Who will succeed at home field?

Four Finnish athletes know what it is like to win a World Championship medal at home field. The most recent one to experience this was long jumper Tommi Evilä, whose jumps at Helsinki Olympic Stadium are now part of Finnish sports history. Who will succeed next at IAAF World U20 Championships in Tampere?

Audiences at home prefer sprinter Samuel Purola, hurdler Viivi Lehikoinen and javelin thrower Elina Kinnunen, who all brought medals back home from last summer’s European Athletics U20 Championships. In addition pole vaulter Saga Andersson, discus thrower Helena Leveelahti  and shot putter Arttu Korkeasalo may be counted as Finland’s possible success athletes.

Purola runs and plays

Samuel Purola, 18, who runs for Oulun Pyrintö, is a sprinter in the second generation. Purola has developed quickly under the supervision of his father and coach Mika Purola. A tall (188 cm) sprinter placed third at 100 metres and fifth at 200 metres in the European Athletics U18 Championships in 2016. Last summer he ran silver at 100 metres and bronze at 200 metres in the European Athletics U20 Championships.

– I was surprised that I was able to place so well, Purola confessed in Grosseto.

When this text goes to print, Purola’s records at 100 and 200 metres were 10,31 and 20,84. He tries to be in his best shape in Tampere.

– For the last few weeks I have run better than ever in the rehearsals. I’m waiting for the World U20 Championships with confidence, said Purola.

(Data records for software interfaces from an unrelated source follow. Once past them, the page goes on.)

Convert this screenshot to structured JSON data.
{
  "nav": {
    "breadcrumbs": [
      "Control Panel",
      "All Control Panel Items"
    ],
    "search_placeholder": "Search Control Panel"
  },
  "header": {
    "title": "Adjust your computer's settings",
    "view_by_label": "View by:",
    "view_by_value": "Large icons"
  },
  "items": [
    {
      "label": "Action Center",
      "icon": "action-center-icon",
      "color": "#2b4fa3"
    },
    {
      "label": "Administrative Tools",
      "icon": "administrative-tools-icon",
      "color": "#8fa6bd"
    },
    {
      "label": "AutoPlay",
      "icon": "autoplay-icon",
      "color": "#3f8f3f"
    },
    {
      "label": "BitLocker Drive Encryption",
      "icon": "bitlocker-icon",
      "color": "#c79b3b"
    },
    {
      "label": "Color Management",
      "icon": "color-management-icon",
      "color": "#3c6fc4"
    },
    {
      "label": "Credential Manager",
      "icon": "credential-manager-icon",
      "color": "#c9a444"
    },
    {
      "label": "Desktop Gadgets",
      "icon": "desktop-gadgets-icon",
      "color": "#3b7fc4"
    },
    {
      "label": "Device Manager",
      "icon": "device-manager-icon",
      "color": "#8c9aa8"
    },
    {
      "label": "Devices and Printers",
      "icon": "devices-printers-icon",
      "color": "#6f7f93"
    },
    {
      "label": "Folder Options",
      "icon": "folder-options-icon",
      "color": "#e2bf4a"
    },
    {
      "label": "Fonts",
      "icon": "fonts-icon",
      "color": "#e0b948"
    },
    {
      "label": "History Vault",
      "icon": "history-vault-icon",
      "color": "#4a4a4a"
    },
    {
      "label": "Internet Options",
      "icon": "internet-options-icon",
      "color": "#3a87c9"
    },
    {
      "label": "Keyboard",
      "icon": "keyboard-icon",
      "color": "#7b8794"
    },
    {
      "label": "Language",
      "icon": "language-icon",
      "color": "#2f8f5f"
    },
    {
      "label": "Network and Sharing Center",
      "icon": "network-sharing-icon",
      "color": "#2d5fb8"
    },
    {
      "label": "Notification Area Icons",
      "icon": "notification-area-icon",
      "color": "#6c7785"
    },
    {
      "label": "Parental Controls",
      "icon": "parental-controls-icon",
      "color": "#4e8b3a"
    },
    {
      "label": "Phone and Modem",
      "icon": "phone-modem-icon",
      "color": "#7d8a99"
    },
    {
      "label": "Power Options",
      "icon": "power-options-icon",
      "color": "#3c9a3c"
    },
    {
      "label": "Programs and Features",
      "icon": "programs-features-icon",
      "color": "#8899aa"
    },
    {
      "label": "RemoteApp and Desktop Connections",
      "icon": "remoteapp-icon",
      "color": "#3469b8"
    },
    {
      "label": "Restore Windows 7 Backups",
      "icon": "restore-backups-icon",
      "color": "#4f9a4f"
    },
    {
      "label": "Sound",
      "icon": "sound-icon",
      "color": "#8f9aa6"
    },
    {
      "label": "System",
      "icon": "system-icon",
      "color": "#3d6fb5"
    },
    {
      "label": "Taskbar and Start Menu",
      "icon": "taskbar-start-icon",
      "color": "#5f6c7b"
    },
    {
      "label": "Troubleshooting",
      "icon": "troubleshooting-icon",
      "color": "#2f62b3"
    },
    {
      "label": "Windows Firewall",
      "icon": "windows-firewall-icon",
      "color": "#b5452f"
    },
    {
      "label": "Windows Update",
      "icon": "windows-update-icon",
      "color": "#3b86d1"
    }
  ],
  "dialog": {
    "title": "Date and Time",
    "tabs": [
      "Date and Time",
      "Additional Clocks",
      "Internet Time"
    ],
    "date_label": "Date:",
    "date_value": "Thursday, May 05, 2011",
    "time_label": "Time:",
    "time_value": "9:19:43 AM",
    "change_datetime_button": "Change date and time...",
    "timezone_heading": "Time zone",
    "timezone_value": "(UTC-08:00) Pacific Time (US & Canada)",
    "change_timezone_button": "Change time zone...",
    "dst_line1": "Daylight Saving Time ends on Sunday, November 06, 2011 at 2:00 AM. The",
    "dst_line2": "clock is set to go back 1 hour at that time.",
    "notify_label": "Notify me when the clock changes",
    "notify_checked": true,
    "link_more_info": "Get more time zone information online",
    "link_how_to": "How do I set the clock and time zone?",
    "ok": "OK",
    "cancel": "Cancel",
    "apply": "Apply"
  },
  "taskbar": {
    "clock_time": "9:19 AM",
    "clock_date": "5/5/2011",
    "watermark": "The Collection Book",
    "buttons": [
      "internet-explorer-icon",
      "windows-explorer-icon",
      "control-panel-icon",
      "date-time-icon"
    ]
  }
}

Purola, who likes to spend his free time playing drums has a background in wrestling and football. His brother Eeli is a sprinter as well.

Lehikonen knows how to have a good timing 

Hurdler Viivi Lehikoinen knows how to do her best in the most important races. In 2016 she won 400 metre hurdles with her record 58,28 in European Athletics U18 Championships. A year ago she ran bronze in the European Athletics U20 Championships with the Finnish record in her age group, 56,49.

– When I saw my result at the board I was shocked. I had trouble realising what I had just done, Lehikoinen said in Italy.

Lehikoinen is coached by Jussi Ihamäki who coached Nooralotta Neziri when she won European Athletics U20 Championships and placed third in the European U23 Championships in 100 metre hurdles.

– The progress was as expected during the training season and my technique became better and better. Now during the summer the results have improved step by step. U20s are the main goal of the season, Lehikoinen says.

Lehikoinen, 18, graduated from Mäkelänrinne sports high school this spring.

Kinnunen switched skis to a javelin

Javelin thrower Elina Kinnunen comes from Uusikaupunki, Southwest Finland. Former cross country skier has developed fast under the guidance of her coach Tuomas Laaksonen. Kinnunen has the talent necessary to rise to the international top in her sport.

Kinnunen, 19, placed third in the European U18 Championships in 2016 as well as in the last year’s European U20 Championships.

– Now my goal is to take a brighter medal in Tampere, Kinnunen says about her plans for the coming season.

Her best result so far, 54,30, shows promising signs regarding the upcoming World U20 Championships.

Like Lehikoinen, Kinnunen also graduated from high school this spring.

The fourth place isn’t enough for Andersson anymore

Pole vaulter Saga Andersson wants to put a stop to her row of fourth places this summer in Tampere. She placed fourth at Youth Olympic Festival at Tbilisi, Georgia 2015, as well as in the European U18 Championships hold at the same place a year later. The third fourth place was achieved at the European U20 Championships in Grosseto, Italy, last year.

Andersson, 18, is a pole vaulter in the second generation. Her father Björn Andersson is also her coach. Her record is 442 indoors and 440 outdoors.

– Training has gone well. I have become stronger and faster. I have especially improved the beginning of the jump, Andersson says.

Andersson has competed in a good company for a long time, as Wilma Murto, who jumped the junior’s world record, is just one year older than her. Andersson studies in Swedish speaking high school, Helsinge gymnasium.

Many talented throwers

The Finnish team has several talented throwers, like discus thrower Helena Leveelahti, 18, who comes from Virrat, middle Finland. She placed fifth in the European U20 Championships last year, and her record is 54,67. Shot putter Arttu Korkeasalo, 18, competes for the first time in the U20 Championships and had thrown 19,43 with 6-kilo shot.

– I have what it takes to throw more than 20 metres, Korkeasalo promises.

Also hammer thrower Kiira Väänänen and javelin throwers Teemu Narvi and Roosa Ylönen have chances to place in top 8 in their sports. Narvi is considered to be a truly promising Finnish javelin thrower.

Kiira Väänänen